Liberty Street Economics features insight and analysis from New York Fed economists working at the intersection of research and policy. Launched in 2011, the blog takes its name from the Bank’s headquarters at 33 Liberty Street in Manhattan’s Financial District.

The editors are Michael Fleming, Andrew Haughwout, Thomas Klitgaard, and Asani Sarkar, all economists in the Bank’s Research Group.

Liberty Street Economics does not publish new posts during the blackout periods surrounding Federal Open Market Committee meetings.

The views expressed are those of the authors, and do not necessarily reflect the position of the New York Fed or the Federal Reserve System.

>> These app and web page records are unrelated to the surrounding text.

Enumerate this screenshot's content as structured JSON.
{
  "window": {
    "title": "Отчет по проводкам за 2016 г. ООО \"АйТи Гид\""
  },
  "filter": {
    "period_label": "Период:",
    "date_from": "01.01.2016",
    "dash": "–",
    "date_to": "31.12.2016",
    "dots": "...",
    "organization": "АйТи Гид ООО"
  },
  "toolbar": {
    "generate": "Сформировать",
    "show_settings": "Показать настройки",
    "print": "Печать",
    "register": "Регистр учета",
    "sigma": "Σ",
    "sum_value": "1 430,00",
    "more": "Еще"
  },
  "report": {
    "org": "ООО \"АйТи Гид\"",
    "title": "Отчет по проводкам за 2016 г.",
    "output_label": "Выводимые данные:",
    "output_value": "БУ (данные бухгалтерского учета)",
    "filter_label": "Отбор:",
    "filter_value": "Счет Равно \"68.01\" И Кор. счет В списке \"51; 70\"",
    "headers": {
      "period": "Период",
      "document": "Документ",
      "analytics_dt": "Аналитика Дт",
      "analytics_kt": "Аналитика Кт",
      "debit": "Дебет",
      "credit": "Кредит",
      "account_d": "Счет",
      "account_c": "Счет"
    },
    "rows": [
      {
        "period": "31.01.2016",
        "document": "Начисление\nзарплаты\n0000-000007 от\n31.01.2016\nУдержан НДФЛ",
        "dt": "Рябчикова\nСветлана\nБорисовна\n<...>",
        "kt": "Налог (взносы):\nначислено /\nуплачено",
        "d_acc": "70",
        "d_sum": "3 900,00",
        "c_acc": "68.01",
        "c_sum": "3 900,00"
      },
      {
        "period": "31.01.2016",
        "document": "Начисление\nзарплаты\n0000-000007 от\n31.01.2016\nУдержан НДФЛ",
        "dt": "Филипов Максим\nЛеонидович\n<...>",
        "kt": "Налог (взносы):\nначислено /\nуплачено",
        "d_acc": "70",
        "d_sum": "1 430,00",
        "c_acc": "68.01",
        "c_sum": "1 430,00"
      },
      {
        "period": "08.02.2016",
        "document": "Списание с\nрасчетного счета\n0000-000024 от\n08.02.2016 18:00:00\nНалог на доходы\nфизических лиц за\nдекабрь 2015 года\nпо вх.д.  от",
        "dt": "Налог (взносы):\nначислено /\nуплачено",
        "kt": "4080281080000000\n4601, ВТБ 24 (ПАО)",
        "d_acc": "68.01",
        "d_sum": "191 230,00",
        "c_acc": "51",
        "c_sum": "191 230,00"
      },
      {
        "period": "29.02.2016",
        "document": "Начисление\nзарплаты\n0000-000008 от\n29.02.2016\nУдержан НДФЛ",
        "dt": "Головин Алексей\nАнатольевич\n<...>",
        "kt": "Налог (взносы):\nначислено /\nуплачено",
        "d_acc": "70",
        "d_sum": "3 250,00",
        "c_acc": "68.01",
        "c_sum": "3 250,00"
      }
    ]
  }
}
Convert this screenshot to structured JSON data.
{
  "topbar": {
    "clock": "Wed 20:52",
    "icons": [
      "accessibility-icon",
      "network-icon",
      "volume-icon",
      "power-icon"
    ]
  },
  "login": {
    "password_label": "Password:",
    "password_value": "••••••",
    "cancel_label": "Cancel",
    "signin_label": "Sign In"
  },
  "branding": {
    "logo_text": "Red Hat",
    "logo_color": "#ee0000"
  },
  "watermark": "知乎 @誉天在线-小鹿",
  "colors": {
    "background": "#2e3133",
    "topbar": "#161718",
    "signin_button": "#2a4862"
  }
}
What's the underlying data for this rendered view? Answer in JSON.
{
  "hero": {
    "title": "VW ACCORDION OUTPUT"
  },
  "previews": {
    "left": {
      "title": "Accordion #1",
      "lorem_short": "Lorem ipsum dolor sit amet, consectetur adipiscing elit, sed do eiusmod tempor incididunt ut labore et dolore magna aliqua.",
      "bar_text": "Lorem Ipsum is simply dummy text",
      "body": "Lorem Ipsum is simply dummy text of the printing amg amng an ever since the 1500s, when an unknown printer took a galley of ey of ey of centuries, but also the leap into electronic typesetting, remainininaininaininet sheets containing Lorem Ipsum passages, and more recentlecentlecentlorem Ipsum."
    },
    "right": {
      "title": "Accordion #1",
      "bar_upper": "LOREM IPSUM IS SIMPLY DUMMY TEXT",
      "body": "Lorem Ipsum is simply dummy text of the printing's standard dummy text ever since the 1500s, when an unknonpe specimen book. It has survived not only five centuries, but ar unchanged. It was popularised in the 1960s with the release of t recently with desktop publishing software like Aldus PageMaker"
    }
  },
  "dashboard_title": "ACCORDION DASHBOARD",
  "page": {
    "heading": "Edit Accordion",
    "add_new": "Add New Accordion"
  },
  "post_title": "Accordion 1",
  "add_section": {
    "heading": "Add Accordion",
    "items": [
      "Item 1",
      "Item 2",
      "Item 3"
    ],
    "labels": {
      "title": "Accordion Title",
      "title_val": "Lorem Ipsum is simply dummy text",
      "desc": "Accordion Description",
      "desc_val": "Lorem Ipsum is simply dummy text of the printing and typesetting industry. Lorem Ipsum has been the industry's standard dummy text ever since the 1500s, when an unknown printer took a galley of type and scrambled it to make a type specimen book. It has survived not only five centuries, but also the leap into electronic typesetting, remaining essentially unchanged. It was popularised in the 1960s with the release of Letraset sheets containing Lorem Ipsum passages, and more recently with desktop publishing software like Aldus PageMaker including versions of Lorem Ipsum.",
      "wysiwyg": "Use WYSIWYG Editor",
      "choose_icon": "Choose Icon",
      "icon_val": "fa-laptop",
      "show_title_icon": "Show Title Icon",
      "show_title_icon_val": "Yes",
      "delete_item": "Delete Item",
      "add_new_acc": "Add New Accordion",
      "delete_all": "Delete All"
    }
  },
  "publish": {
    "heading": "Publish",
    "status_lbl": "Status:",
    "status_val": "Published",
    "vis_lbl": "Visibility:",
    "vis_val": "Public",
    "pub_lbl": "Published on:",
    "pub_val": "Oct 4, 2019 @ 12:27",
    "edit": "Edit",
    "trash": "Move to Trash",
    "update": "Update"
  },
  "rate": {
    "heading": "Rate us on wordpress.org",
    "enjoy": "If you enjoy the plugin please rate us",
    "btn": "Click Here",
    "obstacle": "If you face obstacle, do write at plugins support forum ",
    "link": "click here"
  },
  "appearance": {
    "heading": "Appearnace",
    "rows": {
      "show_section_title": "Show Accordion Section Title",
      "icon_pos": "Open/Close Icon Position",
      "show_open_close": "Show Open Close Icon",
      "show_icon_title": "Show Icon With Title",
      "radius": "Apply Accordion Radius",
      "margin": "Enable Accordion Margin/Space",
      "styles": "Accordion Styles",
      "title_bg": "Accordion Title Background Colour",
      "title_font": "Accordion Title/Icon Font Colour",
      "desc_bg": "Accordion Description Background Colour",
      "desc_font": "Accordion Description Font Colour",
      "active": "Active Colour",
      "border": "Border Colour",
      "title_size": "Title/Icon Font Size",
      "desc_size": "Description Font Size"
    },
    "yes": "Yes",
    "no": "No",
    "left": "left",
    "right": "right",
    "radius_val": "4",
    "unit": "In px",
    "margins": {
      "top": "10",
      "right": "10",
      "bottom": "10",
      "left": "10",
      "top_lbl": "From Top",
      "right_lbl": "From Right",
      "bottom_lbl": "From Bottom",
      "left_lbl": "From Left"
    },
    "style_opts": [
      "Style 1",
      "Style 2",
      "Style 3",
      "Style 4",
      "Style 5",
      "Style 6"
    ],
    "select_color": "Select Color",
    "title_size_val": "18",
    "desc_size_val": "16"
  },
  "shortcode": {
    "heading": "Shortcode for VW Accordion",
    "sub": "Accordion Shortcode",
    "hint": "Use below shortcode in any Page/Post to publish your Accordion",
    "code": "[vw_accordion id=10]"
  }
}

Economic Research Tracker

Liberty Street Economics is now available on the iPhone® and iPad® and can be customized by economic research topic or economist.

Most Viewed

Last 12 Months

Comment Guidelines

We encourage your comments and queries on our posts and will publish them (below the post) subject to the following guidelines:

Please be brief: Comments are limited to 1500 characters.

Please be quick: Comments submitted after COB on Friday will not be published until Monday morning.

Please be aware: Comments submitted shortly before or during the FOMC blackout may not be published until after the blackout.

Please be on-topic and patient: Comments are moderated and will not appear until they have been reviewed to ensure that they are substantive and clearly related to the topic of the post. We reserve the right not to post any comment, and will not post comments that are abusive, harassing, obscene, or commercial in nature. No notice will be given regarding whether a submission will or will not be posted.‎

Send Us Feedback

Disclosure Policy

The LSE editors ask authors submitting a post to the blog to confirm that they have no conflicts of interest as defined by the American Economic Association in its Disclosure Policy. If an author has sources of financial support or other interests that could be perceived as influencing the research presented in the post, we disclose that fact in a statement prepared by the author and appended to the author information at the end of the post. If the author has no such interests to disclose, no statement is provided. Note, however, that we do indicate in all cases if a data vendor or other party has a right to review a post.

Archives